As you know from my morning sessions and blog posts, I like to look at *how* volume trades during the day. It is very helpful to see if buyers are being more aggressive in the market place (by lifting offers) or if sellers are dominating (by transacting at the market bid). By isolating the large trades and where they occur in the bid-ask matrix, we have a good sense for whether markets are likely to be pushed higher or lower by large locals and institutions.
Suppose, however, we take this same framework and apply it to options transactions. We can separate out large options trades from small ones and see how pros vs. amateurs are trading. We can see if call option transactions are occurring in size and if they're occurring predominantly at the bid vs. offer, and we can do the same with put options.
The beauty of such an analysis is that it allows us to tease out the behavior of market bulls (call option buyers) from the behavior of bears (put option buyers), and it allows us to see when activity is skewed toward calls vs. puts or whether there is high activity in both (suggesting, perhaps, spreading rather than directional trade).
I broke down the data from Friday--which was a great trading day with several sizable intraday swings--and found patterns in the option data similar to those I have observed with Market Delta in the futures. Some of these patterns are quite like the "transitional structures" I have written about in the past: points at which buying or selling volume hits an extreme, dries up, and then leads to price reversal.

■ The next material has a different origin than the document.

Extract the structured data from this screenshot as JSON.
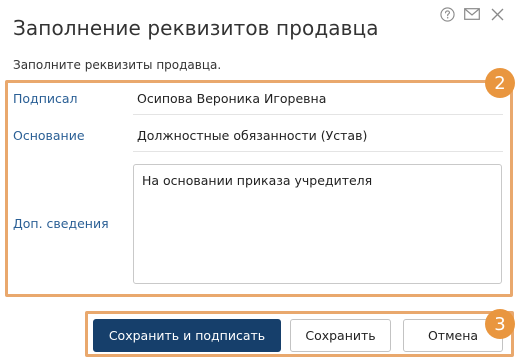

My sense is that very few short-term equity and equity index trader are using intraday options data and patterns among options traders to help them time the market. Eventually, with enough data, I plan to run historical analyses to see if, indeed, the sentiment in the options arena predicts outcomes in the stock indices. From my limited investigations to this point, it appears that the sentiment of traders who trade sentiment--puts and calls--is valuable information to the intraday trader.